··· SUPPLIED RECORDS ···

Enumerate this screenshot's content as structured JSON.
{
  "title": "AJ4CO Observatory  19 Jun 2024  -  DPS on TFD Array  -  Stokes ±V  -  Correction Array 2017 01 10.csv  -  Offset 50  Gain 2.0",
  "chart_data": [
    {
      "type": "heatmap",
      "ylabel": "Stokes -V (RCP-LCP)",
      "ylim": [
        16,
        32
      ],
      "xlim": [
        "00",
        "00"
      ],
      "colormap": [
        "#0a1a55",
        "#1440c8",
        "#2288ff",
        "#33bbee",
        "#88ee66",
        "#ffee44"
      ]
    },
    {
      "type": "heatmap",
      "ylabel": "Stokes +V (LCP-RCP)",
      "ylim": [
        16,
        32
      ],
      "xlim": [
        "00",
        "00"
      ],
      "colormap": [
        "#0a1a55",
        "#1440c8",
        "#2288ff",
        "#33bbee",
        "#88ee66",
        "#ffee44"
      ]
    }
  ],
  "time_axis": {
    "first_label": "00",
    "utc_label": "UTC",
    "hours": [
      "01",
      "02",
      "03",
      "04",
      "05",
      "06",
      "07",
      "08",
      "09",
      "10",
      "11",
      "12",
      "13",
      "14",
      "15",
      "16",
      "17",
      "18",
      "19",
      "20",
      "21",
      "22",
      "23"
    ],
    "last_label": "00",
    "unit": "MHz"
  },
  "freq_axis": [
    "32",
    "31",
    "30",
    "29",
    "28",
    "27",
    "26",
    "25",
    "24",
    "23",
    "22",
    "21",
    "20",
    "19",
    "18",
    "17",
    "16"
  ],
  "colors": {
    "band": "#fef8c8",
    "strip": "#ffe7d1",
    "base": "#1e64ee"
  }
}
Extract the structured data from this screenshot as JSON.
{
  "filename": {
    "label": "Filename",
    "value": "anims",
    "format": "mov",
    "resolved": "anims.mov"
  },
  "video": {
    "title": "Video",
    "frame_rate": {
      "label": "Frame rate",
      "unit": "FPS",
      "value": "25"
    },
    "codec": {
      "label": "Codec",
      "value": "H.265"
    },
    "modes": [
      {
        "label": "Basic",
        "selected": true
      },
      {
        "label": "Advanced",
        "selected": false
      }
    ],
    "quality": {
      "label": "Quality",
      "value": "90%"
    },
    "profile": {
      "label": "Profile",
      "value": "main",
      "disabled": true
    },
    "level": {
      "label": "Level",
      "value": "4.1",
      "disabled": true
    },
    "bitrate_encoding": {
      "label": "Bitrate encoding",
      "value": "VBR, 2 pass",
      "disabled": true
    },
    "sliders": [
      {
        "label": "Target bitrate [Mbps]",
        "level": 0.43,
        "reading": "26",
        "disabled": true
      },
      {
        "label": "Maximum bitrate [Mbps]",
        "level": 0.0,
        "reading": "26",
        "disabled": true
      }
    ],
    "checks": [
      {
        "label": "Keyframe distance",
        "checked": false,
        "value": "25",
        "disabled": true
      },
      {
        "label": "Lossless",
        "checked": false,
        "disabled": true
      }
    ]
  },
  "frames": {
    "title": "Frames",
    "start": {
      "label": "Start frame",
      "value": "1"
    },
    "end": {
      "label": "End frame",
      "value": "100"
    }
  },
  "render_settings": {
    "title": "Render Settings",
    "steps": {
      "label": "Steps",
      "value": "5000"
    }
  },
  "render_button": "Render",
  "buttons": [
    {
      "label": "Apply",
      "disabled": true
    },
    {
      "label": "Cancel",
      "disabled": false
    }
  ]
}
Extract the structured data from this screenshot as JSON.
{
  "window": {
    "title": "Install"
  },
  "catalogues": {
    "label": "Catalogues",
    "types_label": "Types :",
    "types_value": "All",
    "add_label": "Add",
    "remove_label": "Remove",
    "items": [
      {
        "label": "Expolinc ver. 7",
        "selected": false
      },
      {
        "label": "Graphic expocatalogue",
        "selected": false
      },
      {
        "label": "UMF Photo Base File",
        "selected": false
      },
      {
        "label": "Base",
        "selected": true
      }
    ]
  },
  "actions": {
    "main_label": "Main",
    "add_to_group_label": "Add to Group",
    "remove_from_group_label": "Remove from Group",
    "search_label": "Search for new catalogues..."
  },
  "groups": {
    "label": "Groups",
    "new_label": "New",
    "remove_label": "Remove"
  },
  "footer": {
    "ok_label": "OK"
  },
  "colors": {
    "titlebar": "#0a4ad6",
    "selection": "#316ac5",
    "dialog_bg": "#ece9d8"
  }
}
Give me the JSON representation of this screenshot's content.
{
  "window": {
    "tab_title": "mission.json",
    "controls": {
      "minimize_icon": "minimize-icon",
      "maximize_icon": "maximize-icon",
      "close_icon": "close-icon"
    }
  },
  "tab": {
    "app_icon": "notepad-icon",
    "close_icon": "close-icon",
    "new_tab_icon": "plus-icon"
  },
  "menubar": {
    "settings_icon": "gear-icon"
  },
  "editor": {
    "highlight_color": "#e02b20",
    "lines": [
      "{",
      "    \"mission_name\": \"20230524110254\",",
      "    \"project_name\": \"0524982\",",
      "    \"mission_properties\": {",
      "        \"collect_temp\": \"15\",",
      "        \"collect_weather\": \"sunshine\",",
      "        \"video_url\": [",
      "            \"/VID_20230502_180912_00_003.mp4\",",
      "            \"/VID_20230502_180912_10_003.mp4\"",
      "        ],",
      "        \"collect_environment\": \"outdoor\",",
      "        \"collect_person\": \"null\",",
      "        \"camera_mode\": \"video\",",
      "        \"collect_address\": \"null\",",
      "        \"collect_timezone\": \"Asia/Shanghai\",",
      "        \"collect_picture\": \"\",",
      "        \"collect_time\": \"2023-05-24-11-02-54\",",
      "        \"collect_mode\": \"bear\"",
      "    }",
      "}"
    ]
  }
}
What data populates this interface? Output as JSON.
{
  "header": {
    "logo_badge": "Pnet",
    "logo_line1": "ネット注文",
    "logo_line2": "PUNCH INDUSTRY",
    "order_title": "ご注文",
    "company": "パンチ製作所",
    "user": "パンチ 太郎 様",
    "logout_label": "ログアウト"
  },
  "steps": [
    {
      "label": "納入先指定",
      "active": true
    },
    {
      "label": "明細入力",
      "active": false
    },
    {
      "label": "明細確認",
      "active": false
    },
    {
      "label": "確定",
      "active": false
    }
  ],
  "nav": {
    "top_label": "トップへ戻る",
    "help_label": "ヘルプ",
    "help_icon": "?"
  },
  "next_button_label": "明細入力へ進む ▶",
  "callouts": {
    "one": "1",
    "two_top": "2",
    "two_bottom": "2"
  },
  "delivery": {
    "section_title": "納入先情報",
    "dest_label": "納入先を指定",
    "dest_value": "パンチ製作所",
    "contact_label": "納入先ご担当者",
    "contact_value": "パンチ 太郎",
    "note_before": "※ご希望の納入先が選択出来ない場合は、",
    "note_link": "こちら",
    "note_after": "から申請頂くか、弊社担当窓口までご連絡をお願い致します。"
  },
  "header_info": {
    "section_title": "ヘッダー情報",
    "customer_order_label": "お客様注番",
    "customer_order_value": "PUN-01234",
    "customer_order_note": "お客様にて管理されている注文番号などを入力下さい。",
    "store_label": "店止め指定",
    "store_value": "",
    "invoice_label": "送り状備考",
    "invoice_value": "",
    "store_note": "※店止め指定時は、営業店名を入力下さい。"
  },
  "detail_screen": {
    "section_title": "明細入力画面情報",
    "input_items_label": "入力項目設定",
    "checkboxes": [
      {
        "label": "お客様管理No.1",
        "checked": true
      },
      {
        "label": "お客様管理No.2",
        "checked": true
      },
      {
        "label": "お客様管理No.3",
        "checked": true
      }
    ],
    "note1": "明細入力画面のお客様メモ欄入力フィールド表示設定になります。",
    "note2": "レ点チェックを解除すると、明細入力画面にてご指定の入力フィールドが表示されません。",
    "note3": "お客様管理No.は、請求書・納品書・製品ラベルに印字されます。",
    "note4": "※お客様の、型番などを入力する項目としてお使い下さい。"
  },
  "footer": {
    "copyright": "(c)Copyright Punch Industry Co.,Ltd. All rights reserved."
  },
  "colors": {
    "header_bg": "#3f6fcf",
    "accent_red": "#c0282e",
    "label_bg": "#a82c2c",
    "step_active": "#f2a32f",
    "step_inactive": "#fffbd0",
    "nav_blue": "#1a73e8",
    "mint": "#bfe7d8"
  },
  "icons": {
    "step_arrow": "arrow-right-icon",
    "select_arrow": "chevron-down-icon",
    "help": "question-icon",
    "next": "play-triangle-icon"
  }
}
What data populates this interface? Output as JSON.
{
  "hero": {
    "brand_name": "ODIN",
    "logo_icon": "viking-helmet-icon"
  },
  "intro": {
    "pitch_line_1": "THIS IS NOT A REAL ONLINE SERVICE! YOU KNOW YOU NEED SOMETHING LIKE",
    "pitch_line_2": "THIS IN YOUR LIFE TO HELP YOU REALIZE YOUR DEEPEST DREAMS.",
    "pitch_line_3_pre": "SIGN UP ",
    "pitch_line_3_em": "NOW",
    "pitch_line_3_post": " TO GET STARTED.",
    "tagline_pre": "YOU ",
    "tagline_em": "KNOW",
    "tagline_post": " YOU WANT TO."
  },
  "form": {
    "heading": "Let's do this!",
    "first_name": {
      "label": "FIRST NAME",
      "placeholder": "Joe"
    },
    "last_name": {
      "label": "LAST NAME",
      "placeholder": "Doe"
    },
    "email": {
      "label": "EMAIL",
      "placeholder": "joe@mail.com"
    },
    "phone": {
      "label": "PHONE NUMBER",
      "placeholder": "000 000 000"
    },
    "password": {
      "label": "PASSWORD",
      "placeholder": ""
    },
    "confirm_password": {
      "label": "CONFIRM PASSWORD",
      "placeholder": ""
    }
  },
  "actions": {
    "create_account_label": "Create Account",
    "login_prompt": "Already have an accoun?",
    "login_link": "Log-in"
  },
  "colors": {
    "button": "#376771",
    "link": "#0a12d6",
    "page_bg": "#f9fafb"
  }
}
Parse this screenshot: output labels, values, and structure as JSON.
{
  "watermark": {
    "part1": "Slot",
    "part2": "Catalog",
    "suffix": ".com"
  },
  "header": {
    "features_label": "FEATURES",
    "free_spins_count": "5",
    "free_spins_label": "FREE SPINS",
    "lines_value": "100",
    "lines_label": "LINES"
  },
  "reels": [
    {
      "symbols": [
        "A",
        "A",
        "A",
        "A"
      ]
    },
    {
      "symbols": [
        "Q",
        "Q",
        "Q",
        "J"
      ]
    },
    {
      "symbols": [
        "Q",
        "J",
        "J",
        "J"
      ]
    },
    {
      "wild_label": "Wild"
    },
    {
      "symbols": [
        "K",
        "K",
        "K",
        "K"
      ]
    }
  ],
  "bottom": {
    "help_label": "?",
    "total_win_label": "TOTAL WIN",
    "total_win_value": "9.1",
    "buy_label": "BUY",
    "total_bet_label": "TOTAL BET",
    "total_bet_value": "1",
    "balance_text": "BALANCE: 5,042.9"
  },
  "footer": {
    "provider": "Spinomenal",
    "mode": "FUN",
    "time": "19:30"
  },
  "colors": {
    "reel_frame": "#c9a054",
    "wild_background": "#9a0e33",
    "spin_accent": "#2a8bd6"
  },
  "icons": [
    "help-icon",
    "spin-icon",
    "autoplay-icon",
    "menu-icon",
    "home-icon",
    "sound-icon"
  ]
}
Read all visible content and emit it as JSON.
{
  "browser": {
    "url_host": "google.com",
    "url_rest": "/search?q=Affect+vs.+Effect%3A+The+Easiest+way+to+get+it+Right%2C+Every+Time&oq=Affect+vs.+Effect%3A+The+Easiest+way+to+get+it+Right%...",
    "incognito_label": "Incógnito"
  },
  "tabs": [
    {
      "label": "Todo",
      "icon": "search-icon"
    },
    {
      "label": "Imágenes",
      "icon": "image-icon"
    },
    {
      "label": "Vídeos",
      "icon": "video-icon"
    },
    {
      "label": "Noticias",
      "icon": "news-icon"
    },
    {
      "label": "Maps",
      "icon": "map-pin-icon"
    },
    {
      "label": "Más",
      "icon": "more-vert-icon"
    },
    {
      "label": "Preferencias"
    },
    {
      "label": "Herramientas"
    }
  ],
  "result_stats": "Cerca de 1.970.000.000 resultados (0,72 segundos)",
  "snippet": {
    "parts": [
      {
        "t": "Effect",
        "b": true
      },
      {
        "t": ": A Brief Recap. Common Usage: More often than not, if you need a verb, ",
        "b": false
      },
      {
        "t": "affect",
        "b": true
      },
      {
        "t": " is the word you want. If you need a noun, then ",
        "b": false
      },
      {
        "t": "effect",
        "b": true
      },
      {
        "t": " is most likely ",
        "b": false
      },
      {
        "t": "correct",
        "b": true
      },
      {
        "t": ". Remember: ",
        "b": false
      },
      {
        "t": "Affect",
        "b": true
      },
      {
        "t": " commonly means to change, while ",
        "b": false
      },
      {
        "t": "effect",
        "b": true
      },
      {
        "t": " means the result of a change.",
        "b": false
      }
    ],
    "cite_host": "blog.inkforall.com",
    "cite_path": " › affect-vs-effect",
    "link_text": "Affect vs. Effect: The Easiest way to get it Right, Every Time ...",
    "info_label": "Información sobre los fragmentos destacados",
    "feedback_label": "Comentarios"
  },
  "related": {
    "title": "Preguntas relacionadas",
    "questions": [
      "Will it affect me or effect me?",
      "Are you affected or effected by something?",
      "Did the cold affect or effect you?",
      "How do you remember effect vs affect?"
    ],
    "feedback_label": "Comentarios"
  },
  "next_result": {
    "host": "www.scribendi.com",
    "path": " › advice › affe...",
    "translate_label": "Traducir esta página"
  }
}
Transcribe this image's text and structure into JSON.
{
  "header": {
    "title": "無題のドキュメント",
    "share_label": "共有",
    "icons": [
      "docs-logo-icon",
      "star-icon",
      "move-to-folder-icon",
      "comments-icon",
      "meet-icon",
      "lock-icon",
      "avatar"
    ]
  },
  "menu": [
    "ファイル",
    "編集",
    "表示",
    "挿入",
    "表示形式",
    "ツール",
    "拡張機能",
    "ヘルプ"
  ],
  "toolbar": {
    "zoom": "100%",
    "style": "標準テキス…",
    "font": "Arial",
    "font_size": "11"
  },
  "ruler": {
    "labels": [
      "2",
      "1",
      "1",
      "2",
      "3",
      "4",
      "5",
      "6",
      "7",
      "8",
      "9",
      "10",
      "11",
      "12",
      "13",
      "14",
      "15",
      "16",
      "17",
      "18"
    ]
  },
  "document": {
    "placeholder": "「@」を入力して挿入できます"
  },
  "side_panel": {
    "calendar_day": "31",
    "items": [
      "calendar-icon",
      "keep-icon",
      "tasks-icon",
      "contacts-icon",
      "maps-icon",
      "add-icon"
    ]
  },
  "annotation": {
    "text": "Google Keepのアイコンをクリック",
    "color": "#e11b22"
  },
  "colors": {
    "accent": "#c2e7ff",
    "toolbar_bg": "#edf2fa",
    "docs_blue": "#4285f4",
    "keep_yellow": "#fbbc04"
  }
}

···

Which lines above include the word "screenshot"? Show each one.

# ANSWER FOR THIS EXERCISE:
Enumerate this screenshot's content as structured JSON.
Extract the structured data from this screenshot as JSON.
Extract the structured data from this screenshot as JSON.
Give me the JSON representation of this screenshot's content.
Parse this screenshot: output labels, values, and structure as JSON.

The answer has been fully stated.